I'm not that flexible, and that's another reason yoga has always been intimidating. When I asked Rachel how to be more flexible, she said, "Keep practicing. That’s why it’s called a practice, because we’re never really finished. I mean, I couldn’t touch my toes when I started. I thought I was the worst person in class and everyone else was so great, but that’s never the case. You’re just focusing on you and taking it one step at a time."
4. You have to let go of your yoga stereotypes in order to succeed
Rachel says: "I think the hardest part is how we judge ourselves. We think that we can’t start a practice because we’re not good enough, or we’re not flexible enough, or we’re not thin enough. Or we have this idea that a yogi has to be a young blonde girl who’s flexible and in Lululemon pants, when the fact of the matter is that we should just take the yoga practice and make it your own, and that’s for everyone, no matter if you’re young or old or big or small, men and women. It’s a personal thing. I think overcoming that is just finding what works for you."
5. Yoga should never, ever hurt
Rachel says: "We don’t want pain. Moving into the uncomfortable, being in the stretch, that’s one thing. But feeling actual sharp pain… there’s a difference between that, and listening to the body helps you tell that difference.”
6. You should set aside a spot in your house just for yoga practice
Rachel says: "Maybe it’s your place where you read, or your place where you have a little corner at home that’s sacred; that when you go there you automatically have that in your brain, 'this is not where I take my phone, this is not my place for the Internet, this is a place to relax and for you.' That helps a lot."
7. If you can take a class, you should
Rachel says: "The class setting is really good because it’s a community. It’s always good to have a teacher to actually look at you and help correct you and help actually see you so you learn the poses correctly. So for you to be in a class is very rewarding."
8. Yoga really could be the cure to your stress

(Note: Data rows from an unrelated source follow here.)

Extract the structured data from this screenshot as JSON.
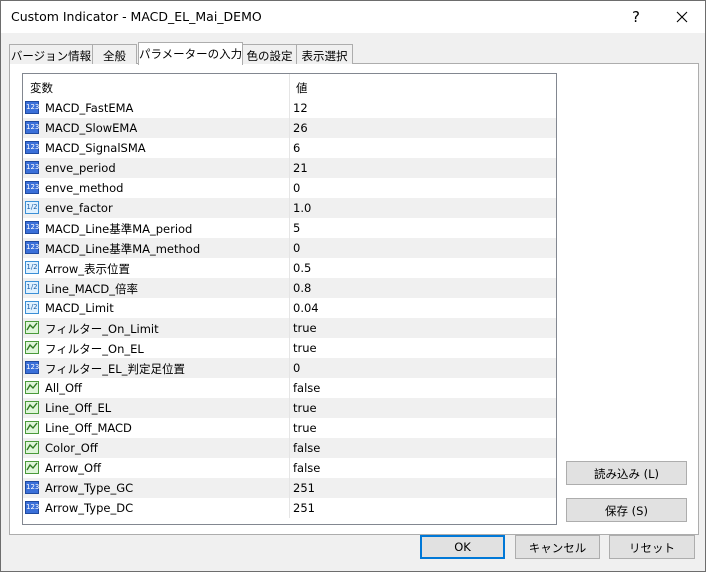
{
  "window": {
    "title": "Custom Indicator - MACD_EL_Mai_DEMO",
    "help_label": "?"
  },
  "tabs": [
    {
      "label": "バージョン情報"
    },
    {
      "label": "全般"
    },
    {
      "label": "パラメーターの入力"
    },
    {
      "label": "色の設定"
    },
    {
      "label": "表示選択"
    }
  ],
  "grid": {
    "columns": {
      "variable": "変数",
      "value": "値"
    },
    "rows": [
      {
        "icon": "int-icon",
        "name": "MACD_FastEMA",
        "value": "12"
      },
      {
        "icon": "int-icon",
        "name": "MACD_SlowEMA",
        "value": "26"
      },
      {
        "icon": "int-icon",
        "name": "MACD_SignalSMA",
        "value": "6"
      },
      {
        "icon": "int-icon",
        "name": "enve_period",
        "value": "21"
      },
      {
        "icon": "int-icon",
        "name": "enve_method",
        "value": "0"
      },
      {
        "icon": "double-icon",
        "name": "enve_factor",
        "value": "1.0"
      },
      {
        "icon": "int-icon",
        "name": "MACD_Line基準MA_period",
        "value": "5"
      },
      {
        "icon": "int-icon",
        "name": "MACD_Line基準MA_method",
        "value": "0"
      },
      {
        "icon": "double-icon",
        "name": "Arrow_表示位置",
        "value": "0.5"
      },
      {
        "icon": "double-icon",
        "name": "Line_MACD_倍率",
        "value": "0.8"
      },
      {
        "icon": "double-icon",
        "name": "MACD_Limit",
        "value": "0.04"
      },
      {
        "icon": "bool-icon",
        "name": "フィルター_On_Limit",
        "value": "true"
      },
      {
        "icon": "bool-icon",
        "name": "フィルター_On_EL",
        "value": "true"
      },
      {
        "icon": "int-icon",
        "name": "フィルター_EL_判定足位置",
        "value": "0"
      },
      {
        "icon": "bool-icon",
        "name": "All_Off",
        "value": "false"
      },
      {
        "icon": "bool-icon",
        "name": "Line_Off_EL",
        "value": "true"
      },
      {
        "icon": "bool-icon",
        "name": "Line_Off_MACD",
        "value": "true"
      },
      {
        "icon": "bool-icon",
        "name": "Color_Off",
        "value": "false"
      },
      {
        "icon": "bool-icon",
        "name": "Arrow_Off",
        "value": "false"
      },
      {
        "icon": "int-icon",
        "name": "Arrow_Type_GC",
        "value": "251"
      },
      {
        "icon": "int-icon",
        "name": "Arrow_Type_DC",
        "value": "251"
      }
    ]
  },
  "side_buttons": {
    "load": "読み込み (L)",
    "save": "保存 (S)"
  },
  "footer_buttons": {
    "ok": "OK",
    "cancel": "キャンセル",
    "reset": "リセット"
  },
  "icon_text": {
    "int": "123",
    "double": "1/2"
  },
  "colors": {
    "focus_border": "#0078d7",
    "alt_row": "#f0f0f0"
  }
}
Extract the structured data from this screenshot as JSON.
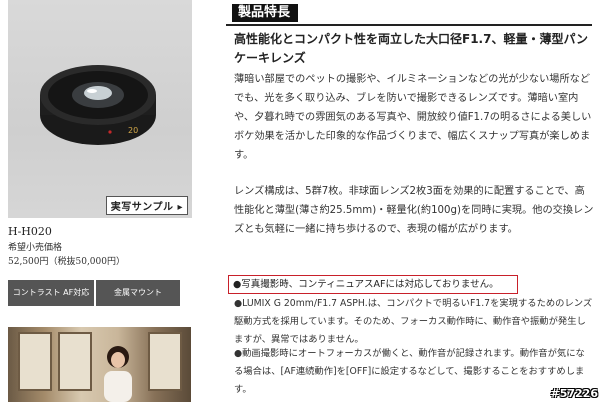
{
  "product": {
    "model": "H-H020",
    "price_label": "希望小売価格",
    "price": "52,500円（税抜50,000円）",
    "sample_button": "実写サンプル ▸",
    "features": [
      "コントラスト AF対応",
      "金属マウント"
    ],
    "lens_text": "20"
  },
  "section": {
    "title": "製品特長",
    "headline": "高性能化とコンパクト性を両立した大口径F1.7、軽量・薄型パンケーキレンズ",
    "para1": "薄暗い部屋でのペットの撮影や、イルミネーションなどの光が少ない場所などでも、光を多く取り込み、ブレを防いで撮影できるレンズです。薄暗い室内や、夕暮れ時での雰囲気のある写真や、開放絞り値F1.7の明るさによる美しいボケ効果を活かした印象的な作品づくりまで、幅広くスナップ写真が楽しめます。",
    "para2": "レンズ構成は、5群7枚。非球面レンズ2枚3面を効果的に配置することで、高性能化と薄型(薄さ約25.5mm)・軽量化(約100g)を同時に実現。他の交換レンズとも気軽に一緒に持ち歩けるので、表現の幅が広がります。",
    "notice": "●写真撮影時、コンティニュアスAFには対応しておりません。",
    "para3": "●LUMIX G 20mm/F1.7 ASPH.は、コンパクトで明るいF1.7を実現するためのレンズ駆動方式を採用しています。そのため、フォーカス動作時に、動作音や振動が発生しますが、異常ではありません。",
    "para4": "●動画撮影時にオートフォーカスが働くと、動作音が記録されます。動作音が気になる場合は、[AF連続動作]を[OFF]に設定するなどして、撮影することをおすすめします。"
  },
  "watermark": "#57226"
}
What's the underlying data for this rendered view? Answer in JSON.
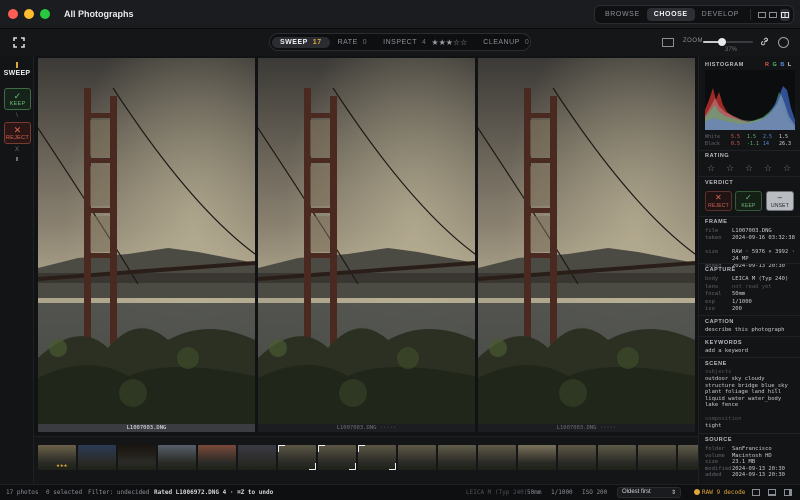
{
  "window": {
    "title": "All Photographs",
    "traffic_colors": [
      "#ff5f57",
      "#febc2e",
      "#28c840"
    ]
  },
  "modes": [
    {
      "label": "BROWSE",
      "active": false
    },
    {
      "label": "CHOOSE",
      "active": true
    },
    {
      "label": "DEVELOP",
      "active": false
    }
  ],
  "workflow": {
    "sweep": {
      "label": "SWEEP",
      "count": "17"
    },
    "rate": {
      "label": "RATE",
      "count": "0"
    },
    "inspect": {
      "label": "INSPECT",
      "count": "4",
      "stars": "★★★☆☆"
    },
    "cleanup": {
      "label": "CLEANUP",
      "count": "0"
    }
  },
  "zoom": {
    "label": "ZOOM",
    "value": "37%",
    "fraction": 0.37
  },
  "left_rail": {
    "title": "SWEEP",
    "keep": {
      "symbol": "✓",
      "label": "KEEP"
    },
    "keep_key": "\\",
    "reject": {
      "symbol": "✕",
      "label": "REJECT"
    },
    "reject_key": "X"
  },
  "photos": [
    {
      "filename": "L1007003.DNG",
      "selected": true,
      "stars": ""
    },
    {
      "filename": "L1007003.DNG",
      "selected": false,
      "stars": "·····"
    },
    {
      "filename": "L1007003.DNG",
      "selected": false,
      "stars": "·····"
    }
  ],
  "filmstrip": [
    {
      "tone": "#6b6148",
      "stars": "★★★"
    },
    {
      "tone": "#2a3b55"
    },
    {
      "tone": "#1a1410"
    },
    {
      "tone": "#58606a"
    },
    {
      "tone": "#7a4a3a"
    },
    {
      "tone": "#3a3a44"
    },
    {
      "tone": "#5b5645",
      "framed": true
    },
    {
      "tone": "#5b5645",
      "framed": true
    },
    {
      "tone": "#5b5645",
      "framed": true
    },
    {
      "tone": "#5e5947"
    },
    {
      "tone": "#615c4a"
    },
    {
      "tone": "#5f5a48"
    },
    {
      "tone": "#7a715a"
    },
    {
      "tone": "#5d5846"
    },
    {
      "tone": "#5e5a48"
    },
    {
      "tone": "#5c5746"
    },
    {
      "tone": "#605b49"
    }
  ],
  "panel": {
    "histogram": {
      "title": "HISTOGRAM",
      "channels": [
        {
          "label": "R",
          "color": "#e0564a"
        },
        {
          "label": "G",
          "color": "#5bbd6b"
        },
        {
          "label": "B",
          "color": "#5a8ad8"
        },
        {
          "label": "L",
          "color": "#d0d2d5"
        }
      ],
      "white": {
        "label": "White",
        "values": [
          "5.5",
          "1.5",
          "2.5",
          "1.5"
        ]
      },
      "black": {
        "label": "Black",
        "values": [
          "0.5",
          "-1.1",
          "14",
          "26.3"
        ]
      }
    },
    "rating": {
      "title": "RATING",
      "stars": [
        "☆",
        "☆",
        "☆",
        "☆",
        "☆"
      ]
    },
    "verdict": {
      "title": "VERDICT",
      "reject": {
        "symbol": "✕",
        "label": "REJECT"
      },
      "keep": {
        "symbol": "✓",
        "label": "KEEP"
      },
      "unset": {
        "symbol": "–",
        "label": "UNSET"
      }
    },
    "frame": {
      "title": "FRAME",
      "rows": [
        {
          "k": "file",
          "v": "L1007003.DNG"
        },
        {
          "k": "taken",
          "v": "2024-09-16 03:32:38"
        },
        {
          "k": "size",
          "v": "RAW · 5976 × 3992 · 24 MP"
        },
        {
          "k": "added",
          "v": "2024-09-13 20:30"
        }
      ]
    },
    "capture": {
      "title": "CAPTURE",
      "rows": [
        {
          "k": "body",
          "v": "LEICA M (Typ 240)",
          "dim": false
        },
        {
          "k": "lens",
          "v": "not read yet",
          "dim": true
        },
        {
          "k": "focal",
          "v": "50mm",
          "dim": false
        },
        {
          "k": "exp",
          "v": "1/1000",
          "dim": false
        },
        {
          "k": "iso",
          "v": "200",
          "dim": false
        }
      ]
    },
    "caption": {
      "title": "CAPTION",
      "text": "describe this photograph"
    },
    "keywords": {
      "title": "KEYWORDS",
      "text": "add a keyword"
    },
    "scene": {
      "title": "SCENE",
      "subjects_label": "subjects",
      "subjects": "outdoor sky cloudy structure bridge blue_sky plant foliage land hill liquid water water_body lake fence",
      "framing_label": "composition",
      "framing": "tight"
    },
    "source": {
      "title": "SOURCE",
      "rows": [
        {
          "k": "folder",
          "v": "SanFrancisco"
        },
        {
          "k": "volume",
          "v": "Macintosh HD"
        },
        {
          "k": "size",
          "v": "23.1 MB"
        },
        {
          "k": "modified",
          "v": "2024-09-13 20:30"
        },
        {
          "k": "added",
          "v": "2024-09-13 20:30"
        }
      ]
    }
  },
  "status": {
    "photos": "17 photos",
    "selected": "0 selected",
    "filter": "Filter: undecided",
    "message": "Rated L1006972.DNG 4 · ⌘Z to undo",
    "camera": "LEICA M (Typ 240)",
    "focal": "50mm",
    "exposure": "1/1000",
    "iso": "ISO 200",
    "sort": "Oldest first",
    "decode": "RAW 9 decode"
  }
}
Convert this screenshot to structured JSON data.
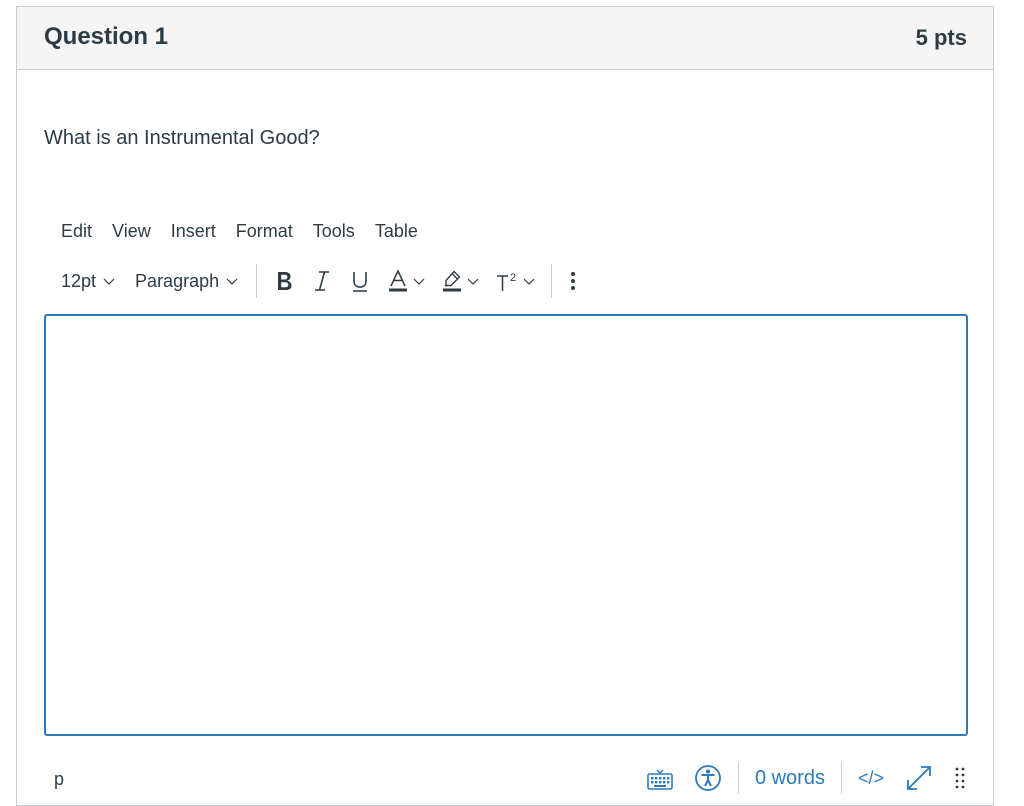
{
  "question": {
    "title": "Question 1",
    "points": "5 pts",
    "text": "What is an Instrumental Good?"
  },
  "editor": {
    "menubar": [
      "Edit",
      "View",
      "Insert",
      "Format",
      "Tools",
      "Table"
    ],
    "toolbar": {
      "font_size": "12pt",
      "block_format": "Paragraph",
      "icons": [
        "bold-icon",
        "italic-icon",
        "underline-icon",
        "text-color-icon",
        "highlight-color-icon",
        "superscript-icon",
        "more-options-icon"
      ]
    },
    "content": "",
    "status": {
      "path": "p",
      "word_count": "0 words",
      "html_toggle": "</>"
    }
  },
  "colors": {
    "accent": "#2b7abc",
    "text": "#2d3b45",
    "border": "#c7cdd1",
    "header_bg": "#f5f5f5"
  }
}
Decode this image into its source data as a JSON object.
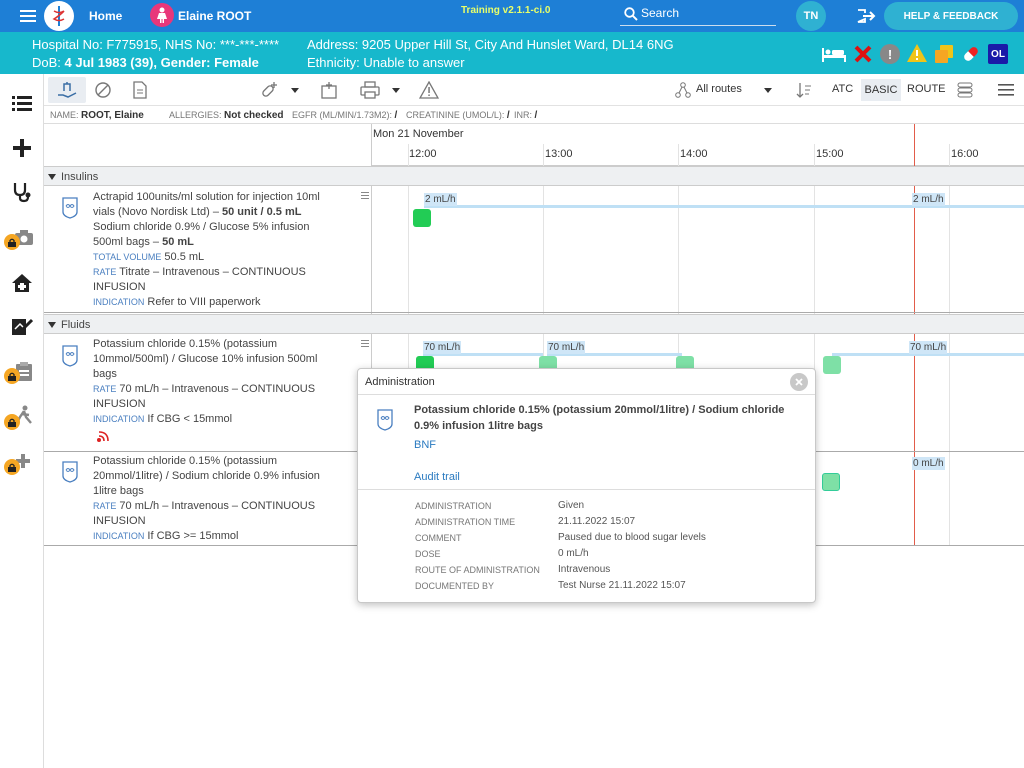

Rachel says: "Learning how to connect to the breath and learning how to really find a sense of calm is something that we can have with us not just when we’re in the class and not just when we’re on the mat, but into our work life and our family life. Learning how to not move into stress all the time is really something that benefits us.”